#### Records for the task ####
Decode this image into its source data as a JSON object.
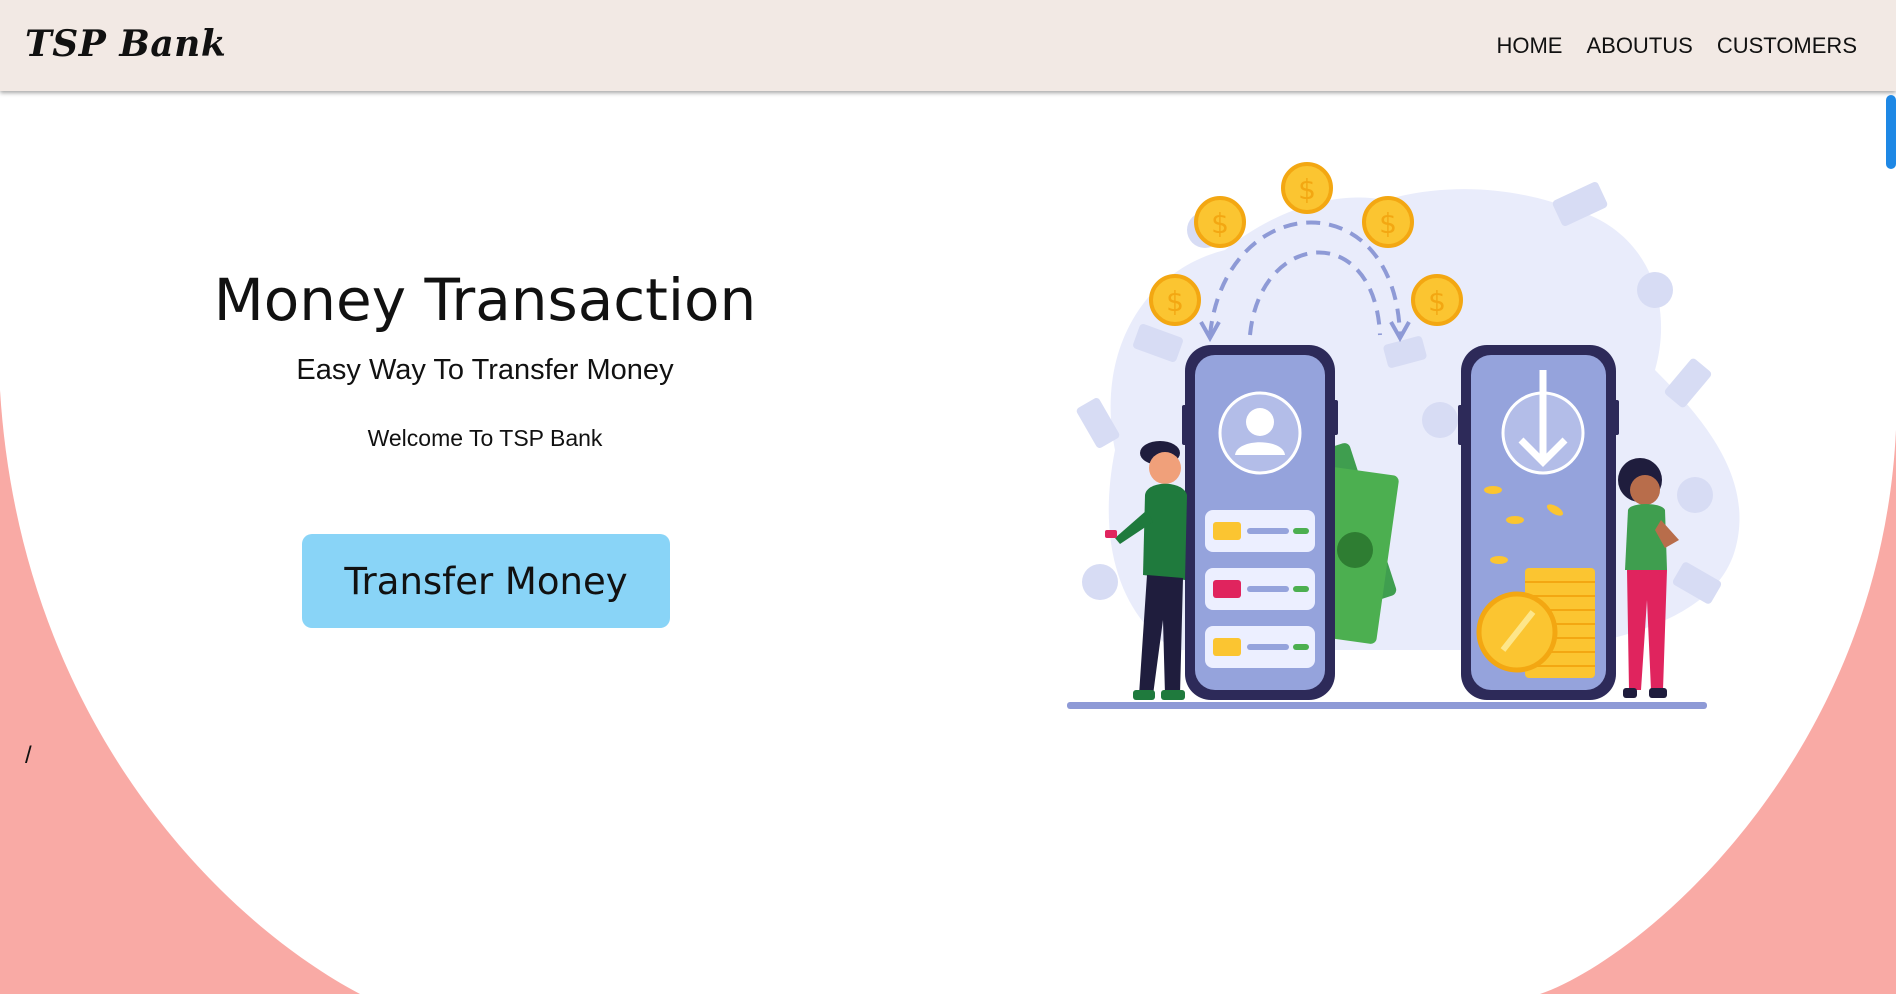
{
  "navbar": {
    "brand": "TSP Bank",
    "links": [
      "HOME",
      "ABOUTUS",
      "CUSTOMERS"
    ]
  },
  "hero": {
    "title": "Money Transaction",
    "subtitle": "Easy Way To Transfer Money",
    "welcome": "Welcome To TSP Bank",
    "cta_label": "Transfer Money"
  },
  "stray_text": "/",
  "illustration": {
    "icons": [
      "dollar-coin-icon",
      "user-profile-icon",
      "download-arrow-icon",
      "credit-card-icon",
      "banknote-icon",
      "coin-stack-icon"
    ]
  },
  "colors": {
    "navbar_bg": "#f2e9e4",
    "page_accent": "#f9aaa5",
    "cta_bg": "#89d4f7",
    "scroll_thumb": "#1e88e5",
    "phone_screen": "#95a3dc",
    "coin": "#fbc531"
  }
}
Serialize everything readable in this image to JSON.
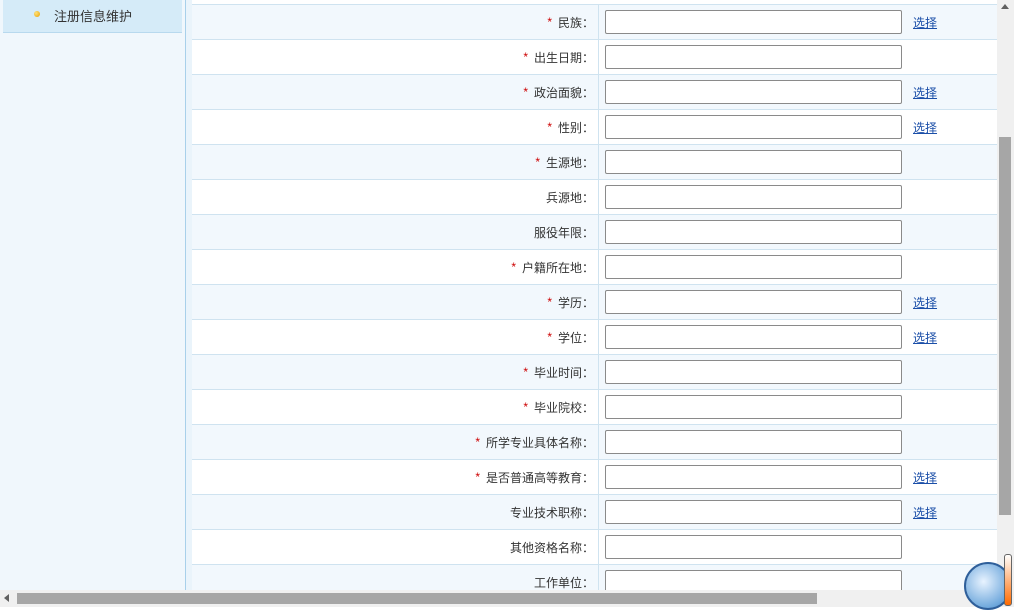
{
  "sidebar": {
    "items": [
      {
        "label": "注册信息维护"
      }
    ]
  },
  "form": {
    "choose_label": "选择",
    "rows": [
      {
        "label": "民族：",
        "required": true,
        "value": "",
        "has_choose": true
      },
      {
        "label": "出生日期：",
        "required": true,
        "value": "",
        "has_choose": false
      },
      {
        "label": "政治面貌：",
        "required": true,
        "value": "",
        "has_choose": true
      },
      {
        "label": "性别：",
        "required": true,
        "value": "",
        "has_choose": true
      },
      {
        "label": "生源地：",
        "required": true,
        "value": "",
        "has_choose": false
      },
      {
        "label": "兵源地：",
        "required": false,
        "value": "",
        "has_choose": false
      },
      {
        "label": "服役年限：",
        "required": false,
        "value": "",
        "has_choose": false
      },
      {
        "label": "户籍所在地：",
        "required": true,
        "value": "",
        "has_choose": false
      },
      {
        "label": "学历：",
        "required": true,
        "value": "",
        "has_choose": true
      },
      {
        "label": "学位：",
        "required": true,
        "value": "",
        "has_choose": true
      },
      {
        "label": "毕业时间：",
        "required": true,
        "value": "",
        "has_choose": false
      },
      {
        "label": "毕业院校：",
        "required": true,
        "value": "",
        "has_choose": false
      },
      {
        "label": "所学专业具体名称：",
        "required": true,
        "value": "",
        "has_choose": false
      },
      {
        "label": "是否普通高等教育：",
        "required": true,
        "value": "",
        "has_choose": true
      },
      {
        "label": "专业技术职称：",
        "required": false,
        "value": "",
        "has_choose": true
      },
      {
        "label": "其他资格名称：",
        "required": false,
        "value": "",
        "has_choose": false
      },
      {
        "label": "工作单位：",
        "required": false,
        "value": "",
        "has_choose": false
      }
    ]
  },
  "required_mark": "*",
  "colors": {
    "required": "#cc0000",
    "link": "#1a4ea8",
    "row_alt": "#f2f8fd",
    "sidebar_active": "#d5ebf8"
  },
  "icons": {
    "sidebar_bullet": "bullet-icon",
    "widget": "weather-widget-icon"
  }
}
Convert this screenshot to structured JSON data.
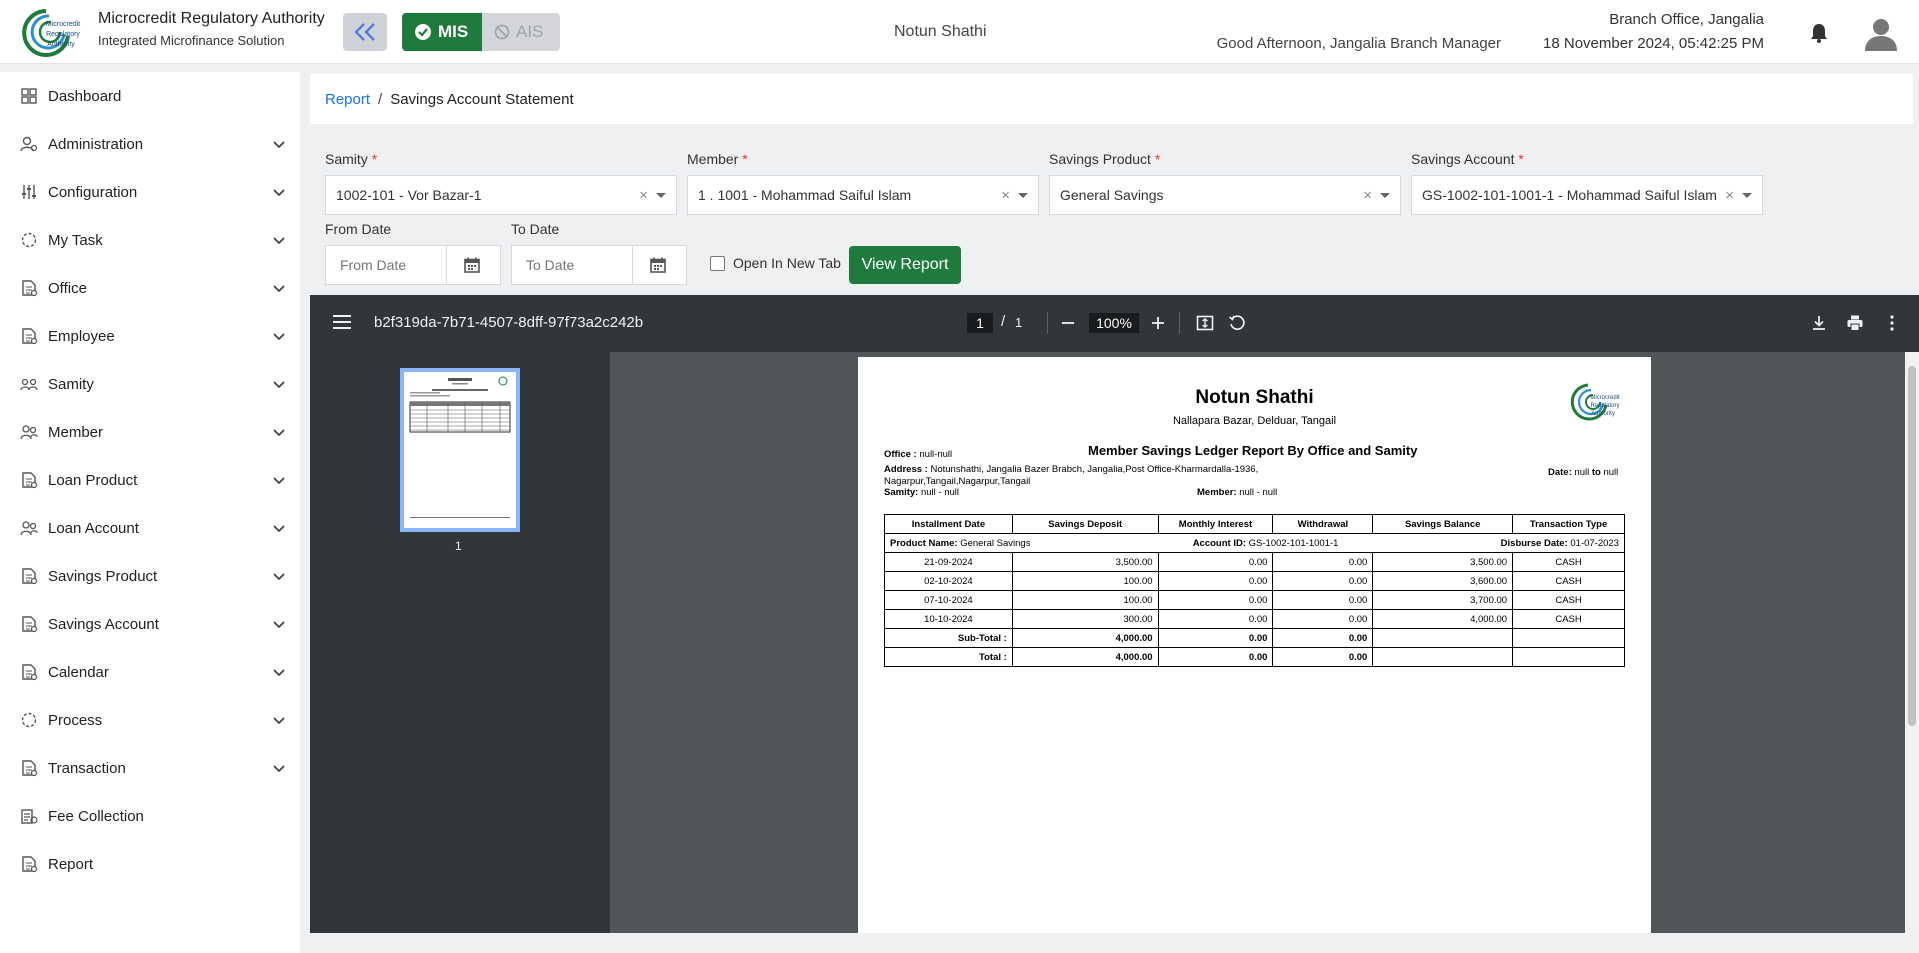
{
  "header": {
    "org_title": "Microcredit Regulatory Authority",
    "org_subtitle": "Integrated Microfinance Solution",
    "logo_text": "Microcredit Regulatory Authority",
    "mode_mis": "MIS",
    "mode_ais": "AIS",
    "center_org": "Notun Shathi",
    "greeting": "Good Afternoon, Jangalia Branch Manager",
    "branch": "Branch Office, Jangalia",
    "datetime": "18 November 2024, 05:42:25 PM"
  },
  "sidebar": {
    "items": [
      {
        "label": "Dashboard",
        "icon": "dashboard-icon",
        "chevron": false
      },
      {
        "label": "Administration",
        "icon": "admin-icon",
        "chevron": true
      },
      {
        "label": "Configuration",
        "icon": "sliders-icon",
        "chevron": true
      },
      {
        "label": "My Task",
        "icon": "task-icon",
        "chevron": true
      },
      {
        "label": "Office",
        "icon": "office-icon",
        "chevron": true
      },
      {
        "label": "Employee",
        "icon": "employee-icon",
        "chevron": true
      },
      {
        "label": "Samity",
        "icon": "samity-icon",
        "chevron": true
      },
      {
        "label": "Member",
        "icon": "member-icon",
        "chevron": true
      },
      {
        "label": "Loan Product",
        "icon": "loan-product-icon",
        "chevron": true
      },
      {
        "label": "Loan Account",
        "icon": "loan-account-icon",
        "chevron": true
      },
      {
        "label": "Savings Product",
        "icon": "savings-product-icon",
        "chevron": true
      },
      {
        "label": "Savings Account",
        "icon": "savings-account-icon",
        "chevron": true
      },
      {
        "label": "Calendar",
        "icon": "calendar-icon",
        "chevron": true
      },
      {
        "label": "Process",
        "icon": "process-icon",
        "chevron": true
      },
      {
        "label": "Transaction",
        "icon": "transaction-icon",
        "chevron": true
      },
      {
        "label": "Fee Collection",
        "icon": "fee-icon",
        "chevron": false
      },
      {
        "label": "Report",
        "icon": "report-icon",
        "chevron": false
      }
    ]
  },
  "breadcrumb": {
    "parent": "Report",
    "separator": "/",
    "current": "Savings Account Statement"
  },
  "filters": {
    "samity_label": "Samity",
    "samity_value": "1002-101 - Vor Bazar-1",
    "member_label": "Member",
    "member_value": "1 . 1001 - Mohammad Saiful Islam",
    "product_label": "Savings Product",
    "product_value": "General Savings",
    "account_label": "Savings Account",
    "account_value": "GS-1002-101-1001-1 - Mohammad Saiful Islam",
    "required_mark": "*",
    "clear_mark": "×",
    "from_label": "From Date",
    "from_placeholder": "From Date",
    "to_label": "To Date",
    "to_placeholder": "To Date",
    "new_tab_label": "Open In New Tab",
    "view_button": "View Report"
  },
  "pdf": {
    "file_name": "b2f319da-7b71-4507-8dff-97f73a2c242b",
    "current_page": "1",
    "page_sep": "/",
    "total_pages": "1",
    "zoom": "100%",
    "thumb_label": "1"
  },
  "report": {
    "org": "Notun Shathi",
    "address": "Nallapara Bazar, Delduar, Tangail",
    "heading": "Member Savings Ledger Report By Office and Samity",
    "office_label": "Office :",
    "office_value": "null-null",
    "address_label": "Address :",
    "address_value": "Notunshathi, Jangalia Bazer Brabch, Jangalia,Post Office-Kharmardalla-1936,",
    "address_value2": "Nagarpur,Tangail,Nagarpur,Tangail",
    "samity_label": "Samity:",
    "samity_value": "null - null",
    "member_label": "Member:",
    "member_value": "null - null",
    "date_label": "Date:",
    "date_from": "null",
    "date_to_word": "to",
    "date_to": "null",
    "columns": [
      "Installment Date",
      "Savings Deposit",
      "Monthly Interest",
      "Withdrawal",
      "Savings Balance",
      "Transaction Type"
    ],
    "product_label": "Product Name:",
    "product_value": "General Savings",
    "account_label": "Account ID:",
    "account_value": "GS-1002-101-1001-1",
    "disburse_label": "Disburse Date:",
    "disburse_value": "01-07-2023",
    "rows": [
      [
        "21-09-2024",
        "3,500.00",
        "0.00",
        "0.00",
        "3,500.00",
        "CASH"
      ],
      [
        "02-10-2024",
        "100.00",
        "0.00",
        "0.00",
        "3,600.00",
        "CASH"
      ],
      [
        "07-10-2024",
        "100.00",
        "0.00",
        "0.00",
        "3,700.00",
        "CASH"
      ],
      [
        "10-10-2024",
        "300.00",
        "0.00",
        "0.00",
        "4,000.00",
        "CASH"
      ]
    ],
    "subtotal": [
      "Sub-Total :",
      "4,000.00",
      "0.00",
      "0.00"
    ],
    "total": [
      "Total :",
      "4,000.00",
      "0.00",
      "0.00"
    ]
  },
  "colors": {
    "primary_green": "#1e7a3d",
    "link_blue": "#1a73e8",
    "viewer_dark": "#323639"
  }
}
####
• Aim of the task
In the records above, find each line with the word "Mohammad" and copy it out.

• Response
    "member_value": "1 . 1001 - Mohammad Saiful Islam",
    "account_value": "GS-1002-101-1001-1 - Mohammad Saiful Islam",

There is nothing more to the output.